In a recent opinion piece for the New York Times, Roger Cohen writes:
Everything seems filtered, monitored, marshaled, ameliorated, graded and app-ready — made into a kind of branded facsimile of experience for easier absorption. The thrill of the unexpected is lost.
The modern world’s tech-giddy control and facilitation makes us stupid. Awareness atrophies. Dumb gets dumber. Lists are everywhere — the five things you need to know about so-and-so; the eight essential qualities of such-and-such; the 11 delights of somewhere or other. We demand shortcuts, as if there are shortcuts to genuine experience. These lists are meaningless.
This is a very astute observation of the modern tech-centric economy in which we’re currently living. Lists are in fact quite insidious and could be regarded as the quintessential attention-thwarting shortcut one finds permeating the digital space. Listicles as they’re sometimes called (why yes, there’s a Wikipedia entry) obliterate mental focus and encourage us to read less.
There is arguably no better way to fragment audience engagement.

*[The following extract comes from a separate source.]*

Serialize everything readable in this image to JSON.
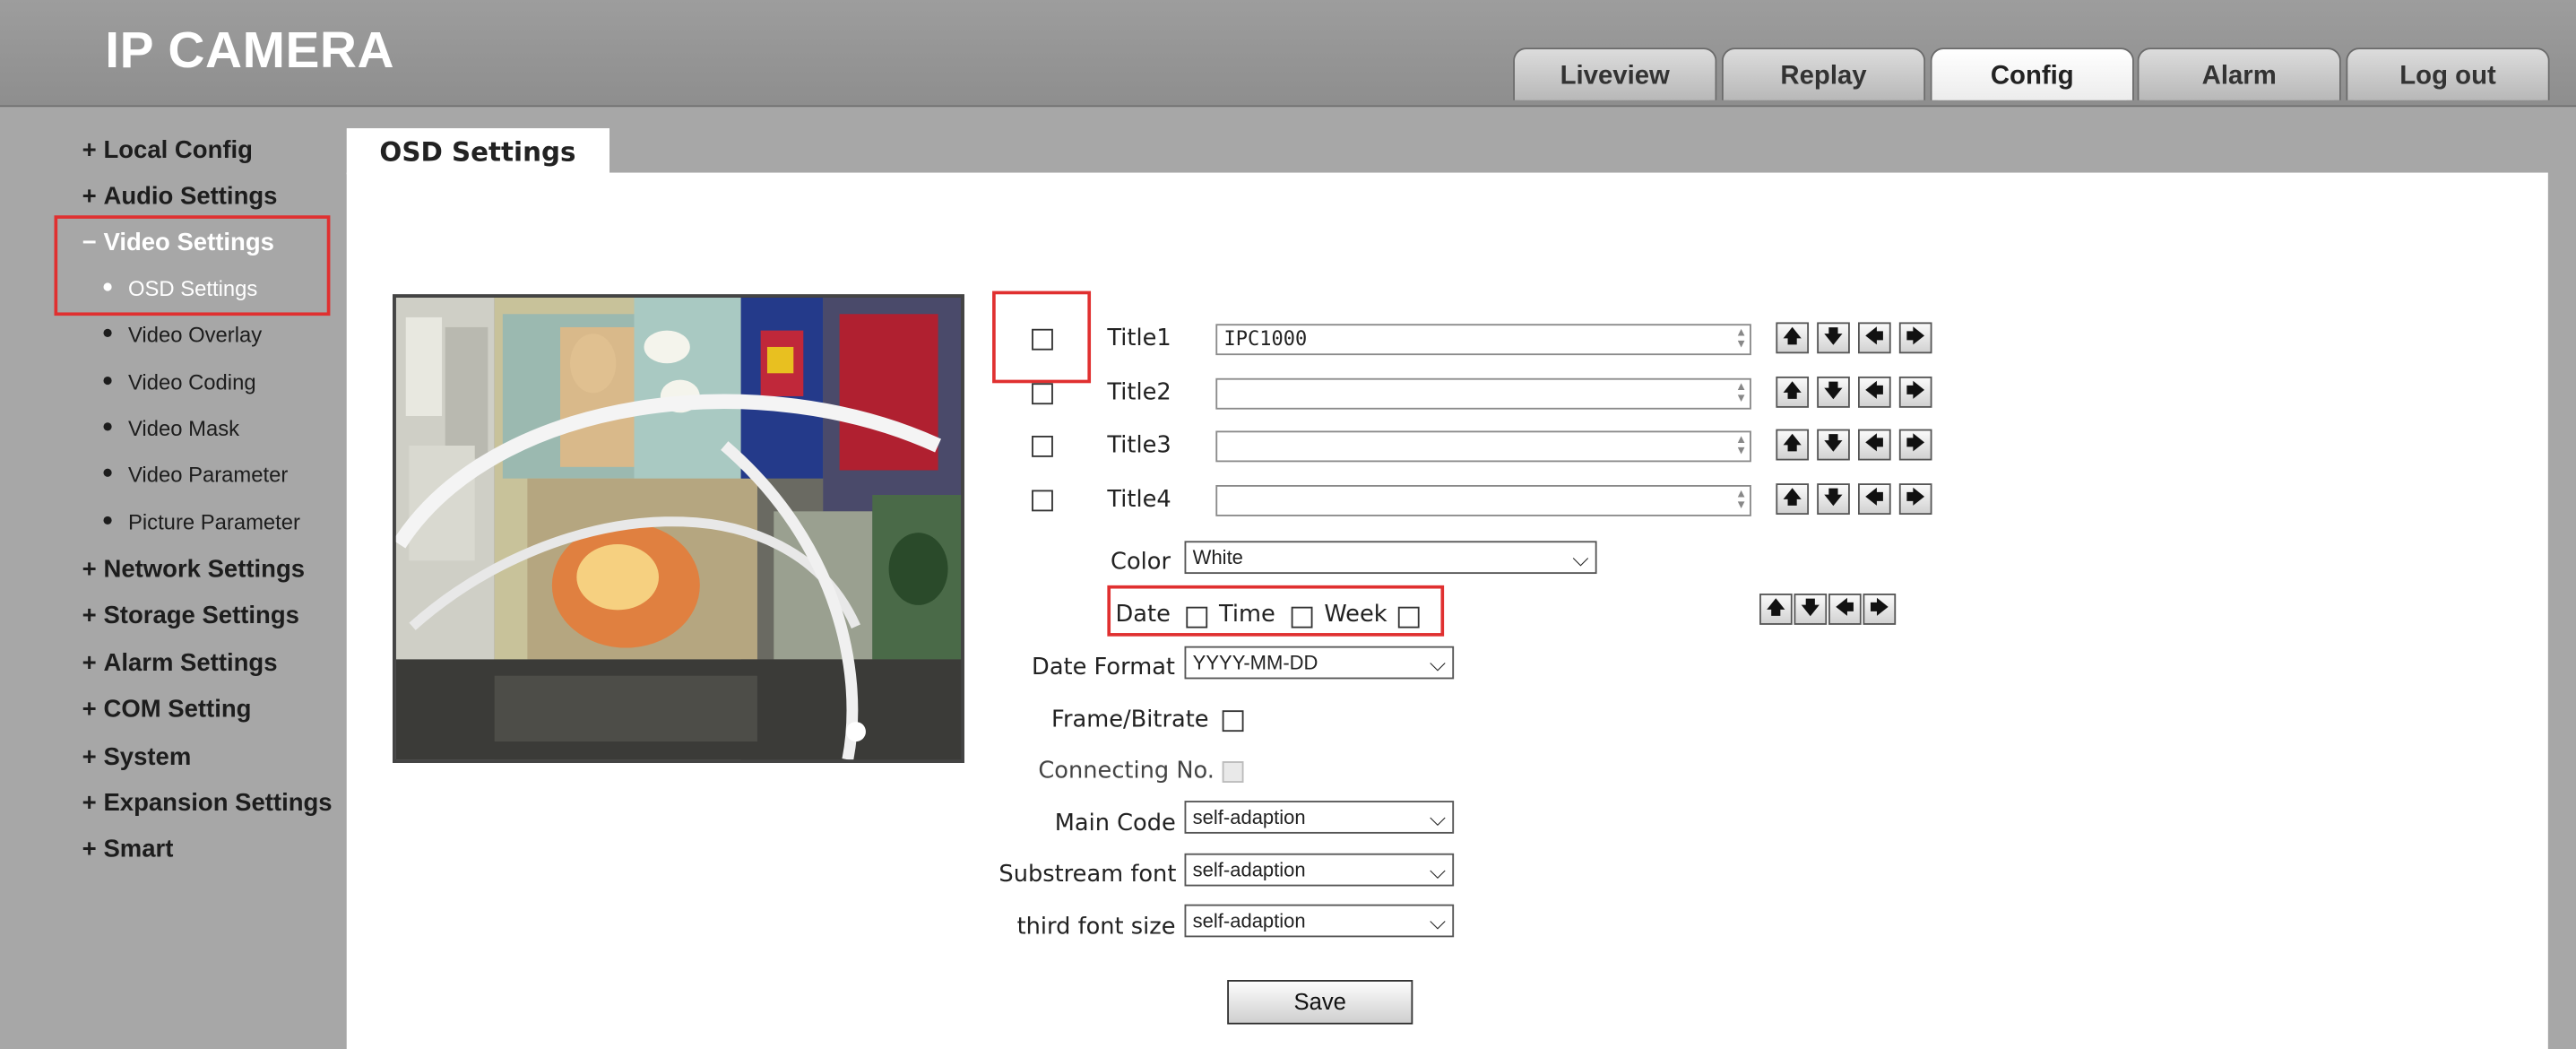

Create a list and people will skim rather than absorb your content.